Disappointments in love, even betrayals and losses, serve the soul at the very moment they seem in life to be tragedies. The soul is partly in time and partly in eternity. We might remember the part that resides in eternity when we feel despair over the part that is in life.
We need people in our lives with whom we can be as open as possible. To have real conversations with people may seem like such a simple, obvious suggestion, but it involves courage and risk.
In the fifteenth century, Marsilio Ficino put it as simply as possible. The mind, he said, tends to go off on its own so that it seems to have no relevance to the physical world. At the same time, the materialistic life can be so absorbing that we get caught in it and forget about spirituality. What we need, he said, is soul, in the middle, holding together mind and body, ideas and life, spirituality and the world.
Renaissance philosophers often said that it is the soul that makes us human. We can turn that idea round and note that it is when we are most human that we have greatest access to the soul.
I’m interested in this humbler approach, one that is more accepting of human foibles, and indeed sees dignity and peace as emerging more from that acceptance than from any method of transcending the human condition.
Something deep in human make up needs and longs for a taste of eternity--a momentary release from the relentless pace of time.
We display outrageously and obsessively that which we do not possess or have deeply at our disposal.
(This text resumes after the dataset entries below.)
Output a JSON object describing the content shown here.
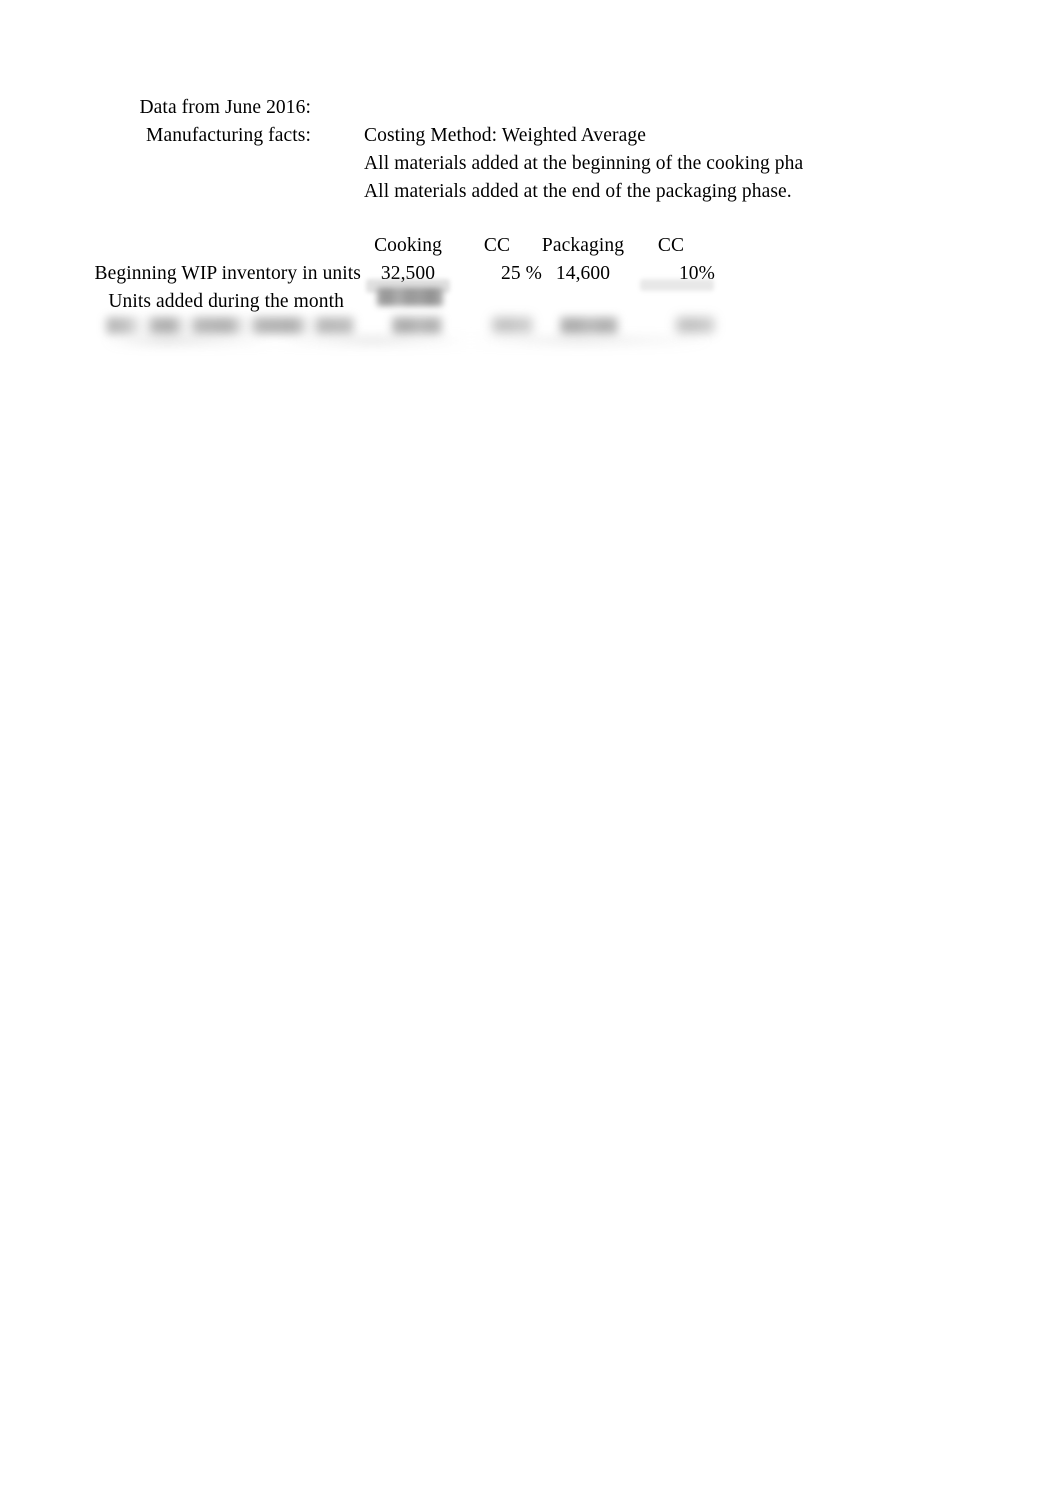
{
  "document": {
    "title": "Data from June 2016:",
    "facts_label": "Manufacturing facts:",
    "facts": [
      "Costing Method: Weighted Average",
      "All materials added at the beginning of the cooking pha",
      "All materials added at the end of the packaging phase."
    ]
  },
  "table": {
    "headers": {
      "row_label": "",
      "cooking": "Cooking",
      "cooking_cc": "CC",
      "packaging": "Packaging",
      "packaging_cc": "CC"
    },
    "rows": [
      {
        "label": "Beginning WIP inventory in units",
        "cooking": "32,500",
        "cooking_cc": "25 %",
        "packaging": "14,600",
        "packaging_cc": "10%",
        "legibility": "sharp"
      },
      {
        "label": "Units added during the month",
        "cooking": "",
        "cooking_cc": "",
        "packaging": "",
        "packaging_cc": "",
        "legibility": "label-sharp-values-blurred"
      },
      {
        "label": "",
        "cooking": "",
        "cooking_cc": "",
        "packaging": "",
        "packaging_cc": "",
        "legibility": "blurred"
      }
    ]
  }
}
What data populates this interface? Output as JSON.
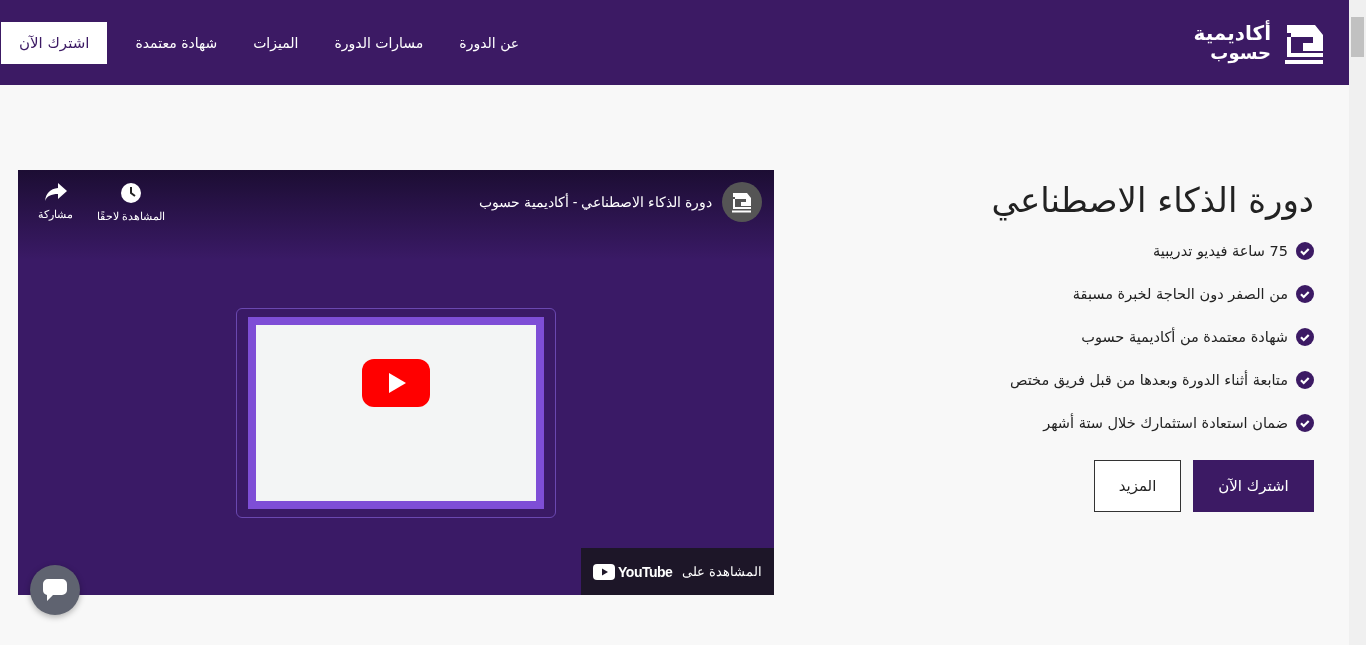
{
  "header": {
    "logo_text": [
      "أكاديمية",
      "حسوب"
    ],
    "nav": [
      {
        "label": "عن الدورة"
      },
      {
        "label": "مسارات الدورة"
      },
      {
        "label": "الميزات"
      },
      {
        "label": "شهادة معتمدة"
      }
    ],
    "cta": "اشترك الآن"
  },
  "course": {
    "title": "دورة الذكاء الاصطناعي",
    "features": [
      "75 ساعة فيديو تدريبية",
      "من الصفر دون الحاجة لخبرة مسبقة",
      "شهادة معتمدة من أكاديمية حسوب",
      "متابعة أثناء الدورة وبعدها من قبل فريق مختص",
      "ضمان استعادة استثمارك خلال ستة أشهر"
    ],
    "buttons": [
      {
        "kind": "primary",
        "label": "اشترك الآن"
      },
      {
        "kind": "outline",
        "label": "المزيد"
      }
    ]
  },
  "video": {
    "title": "دورة الذكاء الاصطناعي - أكاديمية حسوب",
    "actions": [
      {
        "kind": "clock",
        "label": "المشاهدة لاحقًا"
      },
      {
        "kind": "share",
        "label": "مشاركة"
      }
    ],
    "watch_on": "المشاهدة على",
    "brand": "YouTube"
  }
}
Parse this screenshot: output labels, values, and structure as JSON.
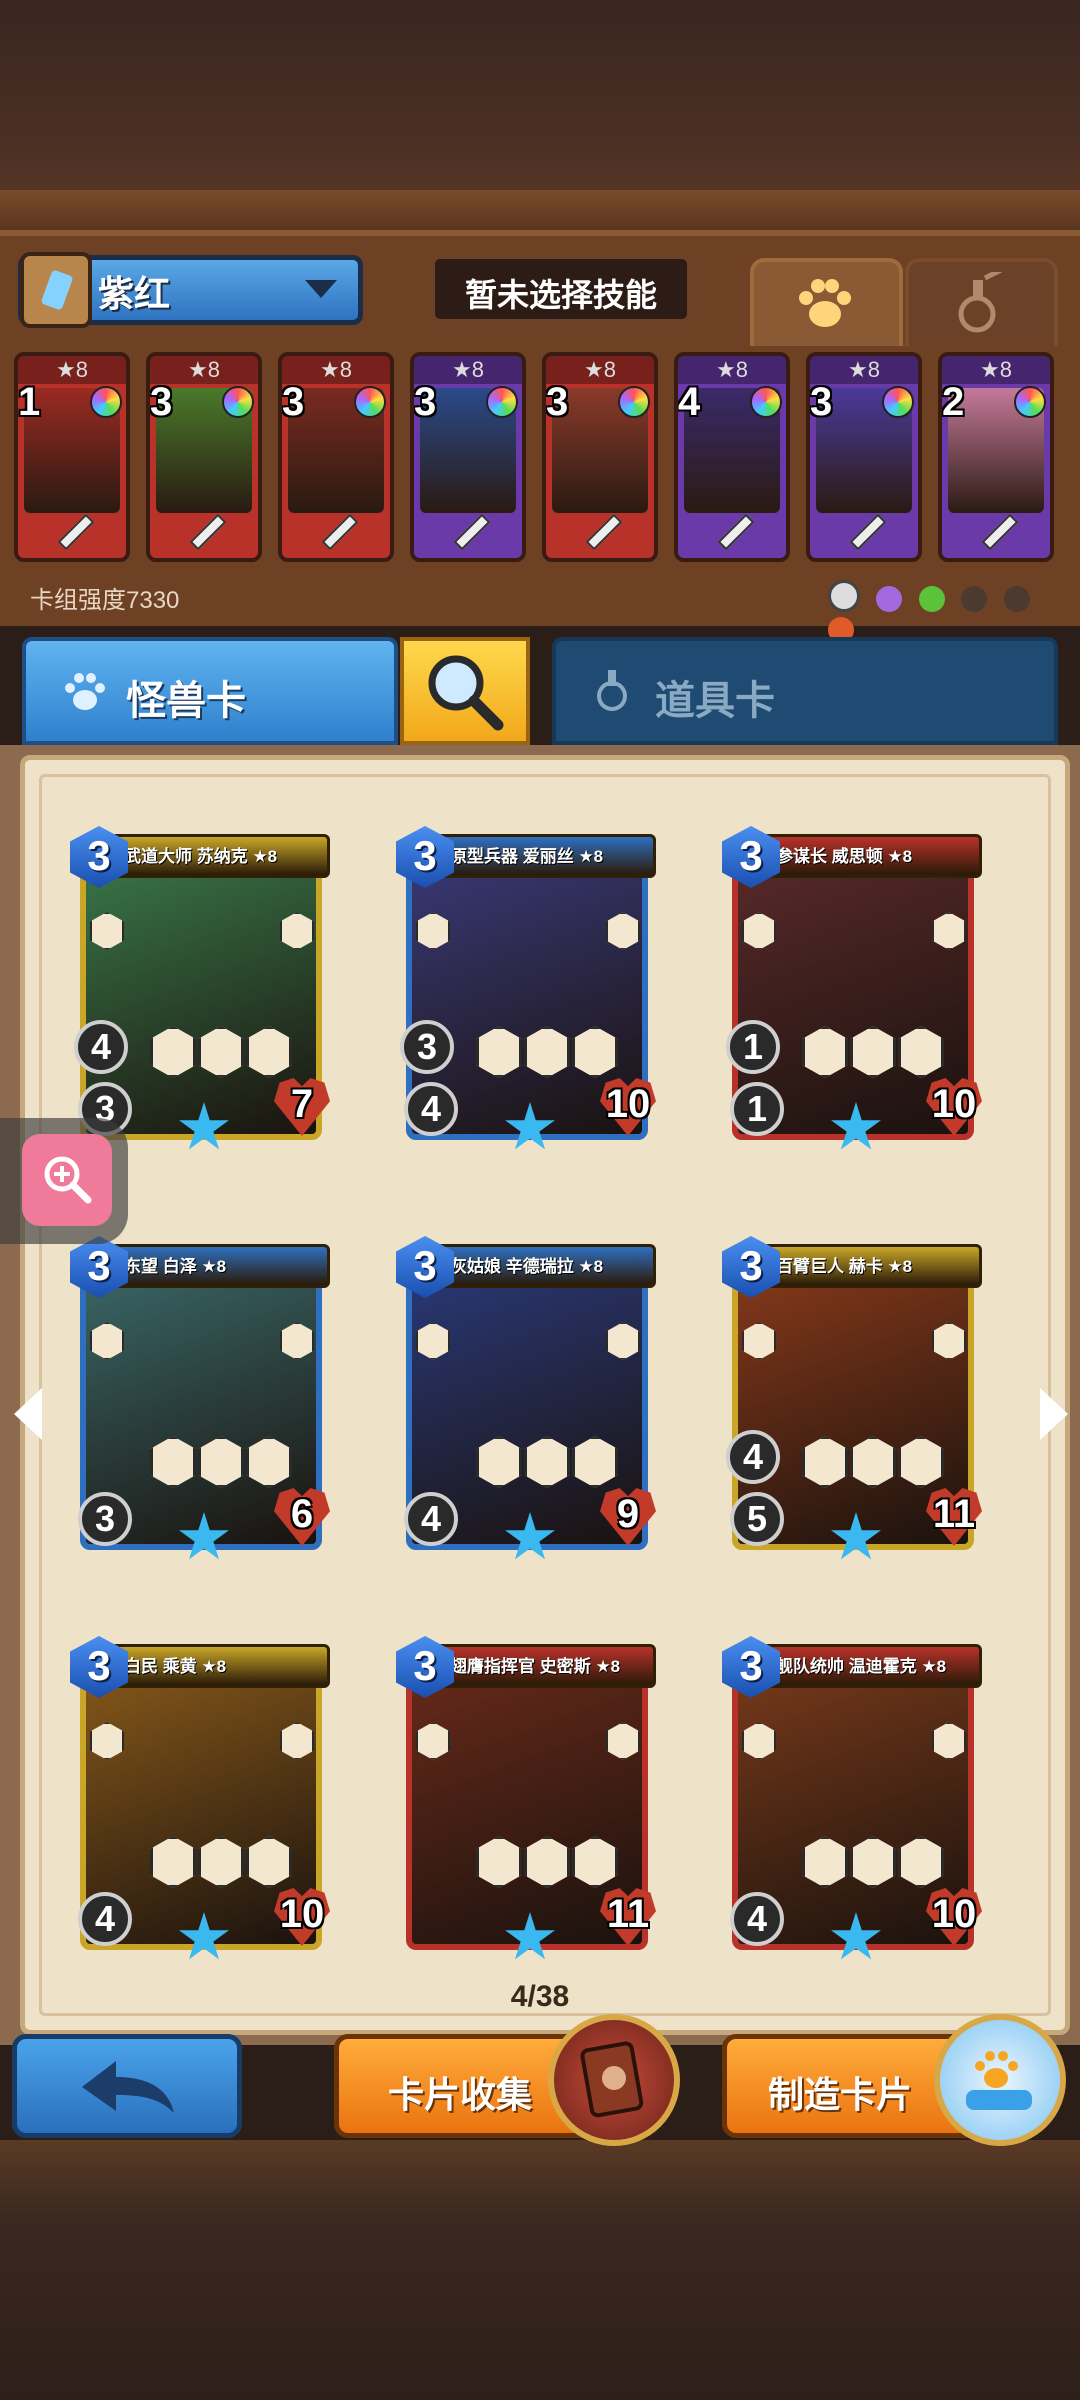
{
  "deck": {
    "name": "紫红",
    "skill_placeholder": "暂未选择技能",
    "power_label": "卡组强度7330",
    "mini_cards": [
      {
        "cost": "1",
        "stars": "★8",
        "bg": "#b8322a"
      },
      {
        "cost": "3",
        "stars": "★8",
        "bg": "#b8322a"
      },
      {
        "cost": "3",
        "stars": "★8",
        "bg": "#b8322a"
      },
      {
        "cost": "3",
        "stars": "★8",
        "bg": "#6a3aa8"
      },
      {
        "cost": "3",
        "stars": "★8",
        "bg": "#b8322a"
      },
      {
        "cost": "4",
        "stars": "★8",
        "bg": "#6a3aa8"
      },
      {
        "cost": "3",
        "stars": "★8",
        "bg": "#6a3aa8"
      },
      {
        "cost": "2",
        "stars": "★8",
        "bg": "#6a3aa8"
      }
    ]
  },
  "tabs": {
    "monster": "怪兽卡",
    "items": "道具卡"
  },
  "cards": [
    {
      "name": "武道大师 苏纳克 ★8",
      "cost": "3",
      "attack": "3",
      "hp": "7",
      "extra": "4"
    },
    {
      "name": "原型兵器 爱丽丝 ★8",
      "cost": "3",
      "attack": "4",
      "hp": "10",
      "extra": "3"
    },
    {
      "name": "参谋长 威思顿 ★8",
      "cost": "3",
      "attack": "1",
      "hp": "10",
      "extra": "1"
    },
    {
      "name": "东望 白泽 ★8",
      "cost": "3",
      "attack": "3",
      "hp": "6",
      "extra": ""
    },
    {
      "name": "灰姑娘 辛德瑞拉 ★8",
      "cost": "3",
      "attack": "4",
      "hp": "9",
      "extra": ""
    },
    {
      "name": "百臂巨人 赫卡 ★8",
      "cost": "3",
      "attack": "5",
      "hp": "11",
      "extra": "4"
    },
    {
      "name": "白民 乘黄 ★8",
      "cost": "3",
      "attack": "4",
      "hp": "10",
      "extra": ""
    },
    {
      "name": "翅膺指挥官 史密斯 ★8",
      "cost": "3",
      "attack": "",
      "hp": "11",
      "extra": ""
    },
    {
      "name": "舰队统帅 温迪霍克 ★8",
      "cost": "3",
      "attack": "4",
      "hp": "10",
      "extra": ""
    }
  ],
  "pagination": "4/38",
  "buttons": {
    "collect": "卡片收集",
    "craft": "制造卡片"
  },
  "colors": {
    "accent_blue": "#2f80cd",
    "accent_orange": "#ea7410",
    "board_bg": "#eee2c8"
  }
}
If we are displaying sex with unseemly exaggeration and preoccupation then we have not found the heart of sex.